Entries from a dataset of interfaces
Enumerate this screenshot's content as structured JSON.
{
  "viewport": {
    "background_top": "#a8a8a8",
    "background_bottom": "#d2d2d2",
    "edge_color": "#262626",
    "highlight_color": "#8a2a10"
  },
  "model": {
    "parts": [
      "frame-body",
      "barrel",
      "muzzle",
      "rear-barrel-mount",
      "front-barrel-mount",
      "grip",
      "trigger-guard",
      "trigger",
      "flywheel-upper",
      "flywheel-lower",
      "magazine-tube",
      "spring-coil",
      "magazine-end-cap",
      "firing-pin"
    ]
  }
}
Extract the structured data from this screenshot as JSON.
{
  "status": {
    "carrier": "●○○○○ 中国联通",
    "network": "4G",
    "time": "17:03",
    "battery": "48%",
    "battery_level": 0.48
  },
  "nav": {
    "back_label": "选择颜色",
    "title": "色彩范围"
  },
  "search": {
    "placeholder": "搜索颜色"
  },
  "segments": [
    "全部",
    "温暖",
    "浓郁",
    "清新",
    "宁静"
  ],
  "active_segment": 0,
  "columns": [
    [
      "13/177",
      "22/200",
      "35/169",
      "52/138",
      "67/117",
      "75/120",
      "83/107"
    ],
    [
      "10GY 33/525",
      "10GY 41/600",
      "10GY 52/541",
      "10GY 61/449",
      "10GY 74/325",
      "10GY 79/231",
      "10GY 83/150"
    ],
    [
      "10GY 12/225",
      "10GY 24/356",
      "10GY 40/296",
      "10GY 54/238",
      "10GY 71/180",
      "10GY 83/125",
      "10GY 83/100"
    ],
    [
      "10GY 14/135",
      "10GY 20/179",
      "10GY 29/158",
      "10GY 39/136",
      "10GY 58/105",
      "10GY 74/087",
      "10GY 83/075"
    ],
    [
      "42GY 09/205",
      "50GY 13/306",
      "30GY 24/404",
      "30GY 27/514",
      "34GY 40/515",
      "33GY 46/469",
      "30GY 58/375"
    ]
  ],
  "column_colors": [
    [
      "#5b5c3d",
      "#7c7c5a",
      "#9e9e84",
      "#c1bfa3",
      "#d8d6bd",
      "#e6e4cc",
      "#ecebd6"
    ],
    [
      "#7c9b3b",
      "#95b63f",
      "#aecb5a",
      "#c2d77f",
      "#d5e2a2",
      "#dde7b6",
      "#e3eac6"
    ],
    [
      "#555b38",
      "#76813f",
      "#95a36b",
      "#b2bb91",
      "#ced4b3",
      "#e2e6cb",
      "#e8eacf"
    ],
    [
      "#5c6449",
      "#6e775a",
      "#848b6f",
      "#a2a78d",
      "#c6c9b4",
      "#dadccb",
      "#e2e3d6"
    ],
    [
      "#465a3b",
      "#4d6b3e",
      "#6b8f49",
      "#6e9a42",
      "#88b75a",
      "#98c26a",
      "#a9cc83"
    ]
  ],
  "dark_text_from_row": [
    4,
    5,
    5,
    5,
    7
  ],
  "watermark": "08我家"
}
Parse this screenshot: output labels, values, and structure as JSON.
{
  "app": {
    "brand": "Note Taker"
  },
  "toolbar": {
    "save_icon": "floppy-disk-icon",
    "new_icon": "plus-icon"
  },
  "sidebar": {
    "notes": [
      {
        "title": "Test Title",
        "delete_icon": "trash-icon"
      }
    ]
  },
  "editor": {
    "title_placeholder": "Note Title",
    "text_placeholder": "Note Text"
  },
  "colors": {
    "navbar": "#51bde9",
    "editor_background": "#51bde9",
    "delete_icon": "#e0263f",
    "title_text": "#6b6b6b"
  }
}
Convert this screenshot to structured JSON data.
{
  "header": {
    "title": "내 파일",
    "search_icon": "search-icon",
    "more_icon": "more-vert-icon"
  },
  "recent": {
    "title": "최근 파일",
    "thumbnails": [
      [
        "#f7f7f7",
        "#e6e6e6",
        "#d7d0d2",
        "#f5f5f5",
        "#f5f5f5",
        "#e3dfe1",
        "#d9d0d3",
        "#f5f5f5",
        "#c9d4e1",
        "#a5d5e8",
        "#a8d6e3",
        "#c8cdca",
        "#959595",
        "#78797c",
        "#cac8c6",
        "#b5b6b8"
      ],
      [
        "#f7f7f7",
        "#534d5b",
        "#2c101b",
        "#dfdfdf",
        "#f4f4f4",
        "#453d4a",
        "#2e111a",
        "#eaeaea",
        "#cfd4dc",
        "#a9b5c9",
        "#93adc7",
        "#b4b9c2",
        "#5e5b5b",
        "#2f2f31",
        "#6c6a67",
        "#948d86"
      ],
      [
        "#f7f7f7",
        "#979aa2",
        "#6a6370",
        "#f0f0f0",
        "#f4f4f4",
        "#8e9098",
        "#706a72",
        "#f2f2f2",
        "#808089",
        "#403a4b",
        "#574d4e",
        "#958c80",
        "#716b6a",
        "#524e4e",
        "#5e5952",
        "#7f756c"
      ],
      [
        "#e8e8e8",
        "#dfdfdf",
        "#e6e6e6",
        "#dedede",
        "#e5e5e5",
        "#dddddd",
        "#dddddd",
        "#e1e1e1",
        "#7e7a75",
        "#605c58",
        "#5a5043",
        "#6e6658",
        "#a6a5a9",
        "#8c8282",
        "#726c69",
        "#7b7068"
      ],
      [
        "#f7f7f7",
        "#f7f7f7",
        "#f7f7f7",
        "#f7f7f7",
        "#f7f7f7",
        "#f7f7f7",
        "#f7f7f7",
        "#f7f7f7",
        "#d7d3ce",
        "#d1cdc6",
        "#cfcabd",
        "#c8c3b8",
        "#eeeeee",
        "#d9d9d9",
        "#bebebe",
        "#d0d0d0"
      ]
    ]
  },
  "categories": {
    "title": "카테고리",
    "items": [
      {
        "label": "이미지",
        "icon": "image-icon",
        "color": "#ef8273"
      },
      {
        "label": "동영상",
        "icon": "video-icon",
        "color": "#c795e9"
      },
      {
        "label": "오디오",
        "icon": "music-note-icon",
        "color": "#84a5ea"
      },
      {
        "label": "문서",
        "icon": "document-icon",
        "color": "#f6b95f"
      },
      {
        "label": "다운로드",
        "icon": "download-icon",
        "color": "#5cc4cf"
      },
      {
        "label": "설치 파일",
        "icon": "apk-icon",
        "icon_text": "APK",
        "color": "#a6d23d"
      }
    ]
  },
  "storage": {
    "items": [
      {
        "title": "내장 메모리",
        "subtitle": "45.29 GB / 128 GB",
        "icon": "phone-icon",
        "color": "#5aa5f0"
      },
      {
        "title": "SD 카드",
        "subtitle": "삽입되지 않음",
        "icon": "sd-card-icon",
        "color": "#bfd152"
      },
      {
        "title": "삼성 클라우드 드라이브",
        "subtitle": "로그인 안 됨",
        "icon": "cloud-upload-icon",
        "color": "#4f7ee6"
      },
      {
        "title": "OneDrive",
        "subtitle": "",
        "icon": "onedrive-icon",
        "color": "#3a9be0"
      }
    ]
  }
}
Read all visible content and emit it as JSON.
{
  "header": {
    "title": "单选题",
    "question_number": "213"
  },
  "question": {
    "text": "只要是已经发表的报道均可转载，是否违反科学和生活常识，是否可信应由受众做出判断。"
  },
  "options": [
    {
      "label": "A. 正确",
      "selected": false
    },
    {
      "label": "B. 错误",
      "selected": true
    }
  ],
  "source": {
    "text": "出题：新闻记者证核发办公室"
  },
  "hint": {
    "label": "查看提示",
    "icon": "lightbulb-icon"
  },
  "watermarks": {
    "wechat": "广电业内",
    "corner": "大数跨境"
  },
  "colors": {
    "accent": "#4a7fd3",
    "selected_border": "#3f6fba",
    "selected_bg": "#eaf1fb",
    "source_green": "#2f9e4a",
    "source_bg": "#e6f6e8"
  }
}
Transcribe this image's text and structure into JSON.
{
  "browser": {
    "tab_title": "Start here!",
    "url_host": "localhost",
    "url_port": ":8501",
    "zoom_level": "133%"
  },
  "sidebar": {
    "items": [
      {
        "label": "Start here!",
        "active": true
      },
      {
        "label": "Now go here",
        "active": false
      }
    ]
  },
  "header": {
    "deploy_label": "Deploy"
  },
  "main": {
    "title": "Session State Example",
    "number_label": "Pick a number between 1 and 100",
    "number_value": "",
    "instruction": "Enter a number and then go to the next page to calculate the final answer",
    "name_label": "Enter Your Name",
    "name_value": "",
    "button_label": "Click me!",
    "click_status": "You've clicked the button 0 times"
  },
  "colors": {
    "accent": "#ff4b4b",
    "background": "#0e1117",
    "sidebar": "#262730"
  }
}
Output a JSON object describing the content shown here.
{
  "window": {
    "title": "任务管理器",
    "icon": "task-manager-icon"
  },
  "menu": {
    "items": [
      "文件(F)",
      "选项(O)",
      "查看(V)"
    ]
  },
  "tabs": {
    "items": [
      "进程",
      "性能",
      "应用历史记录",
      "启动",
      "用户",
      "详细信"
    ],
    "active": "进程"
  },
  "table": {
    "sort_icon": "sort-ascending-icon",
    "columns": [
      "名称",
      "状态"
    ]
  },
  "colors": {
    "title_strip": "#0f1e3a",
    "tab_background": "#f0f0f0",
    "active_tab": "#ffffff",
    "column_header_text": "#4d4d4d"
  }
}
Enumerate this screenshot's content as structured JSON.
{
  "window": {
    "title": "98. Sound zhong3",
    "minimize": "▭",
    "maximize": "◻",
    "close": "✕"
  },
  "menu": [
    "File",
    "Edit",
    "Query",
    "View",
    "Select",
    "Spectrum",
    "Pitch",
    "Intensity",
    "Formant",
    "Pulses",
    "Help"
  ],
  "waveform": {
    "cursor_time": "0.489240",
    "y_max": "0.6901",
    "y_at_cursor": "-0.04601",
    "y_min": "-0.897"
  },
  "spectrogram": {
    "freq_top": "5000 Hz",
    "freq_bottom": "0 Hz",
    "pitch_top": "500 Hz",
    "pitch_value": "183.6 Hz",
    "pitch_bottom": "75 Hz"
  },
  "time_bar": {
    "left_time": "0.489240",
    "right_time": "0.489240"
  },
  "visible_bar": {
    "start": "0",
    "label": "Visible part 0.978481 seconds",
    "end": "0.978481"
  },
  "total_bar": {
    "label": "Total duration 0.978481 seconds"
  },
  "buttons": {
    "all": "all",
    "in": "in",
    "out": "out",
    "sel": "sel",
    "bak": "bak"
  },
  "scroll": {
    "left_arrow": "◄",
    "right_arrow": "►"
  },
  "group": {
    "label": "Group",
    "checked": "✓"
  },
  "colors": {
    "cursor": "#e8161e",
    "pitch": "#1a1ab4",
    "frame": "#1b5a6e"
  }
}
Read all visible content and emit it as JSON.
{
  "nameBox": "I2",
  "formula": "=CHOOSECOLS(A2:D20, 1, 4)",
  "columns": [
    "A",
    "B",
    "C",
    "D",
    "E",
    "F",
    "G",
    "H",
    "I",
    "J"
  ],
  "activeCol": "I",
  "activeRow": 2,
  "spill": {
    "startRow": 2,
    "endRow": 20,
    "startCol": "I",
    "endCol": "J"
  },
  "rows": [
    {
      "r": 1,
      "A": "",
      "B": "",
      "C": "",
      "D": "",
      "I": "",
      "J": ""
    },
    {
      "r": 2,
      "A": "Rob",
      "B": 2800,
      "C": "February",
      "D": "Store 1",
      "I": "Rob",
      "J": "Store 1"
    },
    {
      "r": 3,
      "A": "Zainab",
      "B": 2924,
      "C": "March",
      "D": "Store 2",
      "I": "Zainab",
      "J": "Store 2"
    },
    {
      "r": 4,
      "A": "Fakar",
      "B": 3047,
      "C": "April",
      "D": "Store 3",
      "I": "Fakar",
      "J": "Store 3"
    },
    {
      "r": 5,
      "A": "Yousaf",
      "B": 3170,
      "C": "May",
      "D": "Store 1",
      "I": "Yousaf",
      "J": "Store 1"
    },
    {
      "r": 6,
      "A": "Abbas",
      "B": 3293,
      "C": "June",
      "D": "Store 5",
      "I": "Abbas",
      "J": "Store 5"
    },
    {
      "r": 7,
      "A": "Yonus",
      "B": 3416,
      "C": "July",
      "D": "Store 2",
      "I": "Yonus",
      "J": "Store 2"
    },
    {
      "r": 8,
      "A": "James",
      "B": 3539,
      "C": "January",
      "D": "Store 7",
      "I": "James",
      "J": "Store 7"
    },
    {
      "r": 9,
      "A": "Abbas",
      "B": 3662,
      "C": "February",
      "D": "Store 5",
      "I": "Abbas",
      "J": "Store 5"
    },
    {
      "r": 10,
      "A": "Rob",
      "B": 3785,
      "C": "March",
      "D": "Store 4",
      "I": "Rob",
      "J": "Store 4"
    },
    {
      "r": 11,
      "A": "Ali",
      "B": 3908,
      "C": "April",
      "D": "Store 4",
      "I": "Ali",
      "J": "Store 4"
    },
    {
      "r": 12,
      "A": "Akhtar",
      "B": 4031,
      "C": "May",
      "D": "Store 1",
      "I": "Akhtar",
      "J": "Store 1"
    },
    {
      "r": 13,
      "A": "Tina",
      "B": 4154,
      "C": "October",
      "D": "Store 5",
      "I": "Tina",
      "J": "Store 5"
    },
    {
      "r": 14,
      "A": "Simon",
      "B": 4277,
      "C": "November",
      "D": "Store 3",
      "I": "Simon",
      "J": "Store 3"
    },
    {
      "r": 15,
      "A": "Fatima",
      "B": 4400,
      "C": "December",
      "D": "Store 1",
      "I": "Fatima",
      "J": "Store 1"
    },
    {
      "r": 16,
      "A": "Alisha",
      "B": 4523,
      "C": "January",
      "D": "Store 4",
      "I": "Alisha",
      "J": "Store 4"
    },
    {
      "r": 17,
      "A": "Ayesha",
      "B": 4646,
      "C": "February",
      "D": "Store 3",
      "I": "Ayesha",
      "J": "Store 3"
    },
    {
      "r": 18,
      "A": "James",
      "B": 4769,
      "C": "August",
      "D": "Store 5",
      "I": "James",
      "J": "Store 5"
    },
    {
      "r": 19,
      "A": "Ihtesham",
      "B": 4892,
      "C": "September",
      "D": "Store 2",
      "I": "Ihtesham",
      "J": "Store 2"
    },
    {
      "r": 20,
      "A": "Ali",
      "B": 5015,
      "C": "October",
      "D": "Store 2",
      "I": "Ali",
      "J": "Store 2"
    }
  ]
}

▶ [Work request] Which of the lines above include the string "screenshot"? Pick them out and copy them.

▶ [Problem solution]
Enumerate this screenshot's content as structured JSON.
Extract the structured data from this screenshot as JSON.
Parse this screenshot: output labels, values, and structure as JSON.
Convert this screenshot to structured JSON data.
Enumerate this screenshot's content as structured JSON.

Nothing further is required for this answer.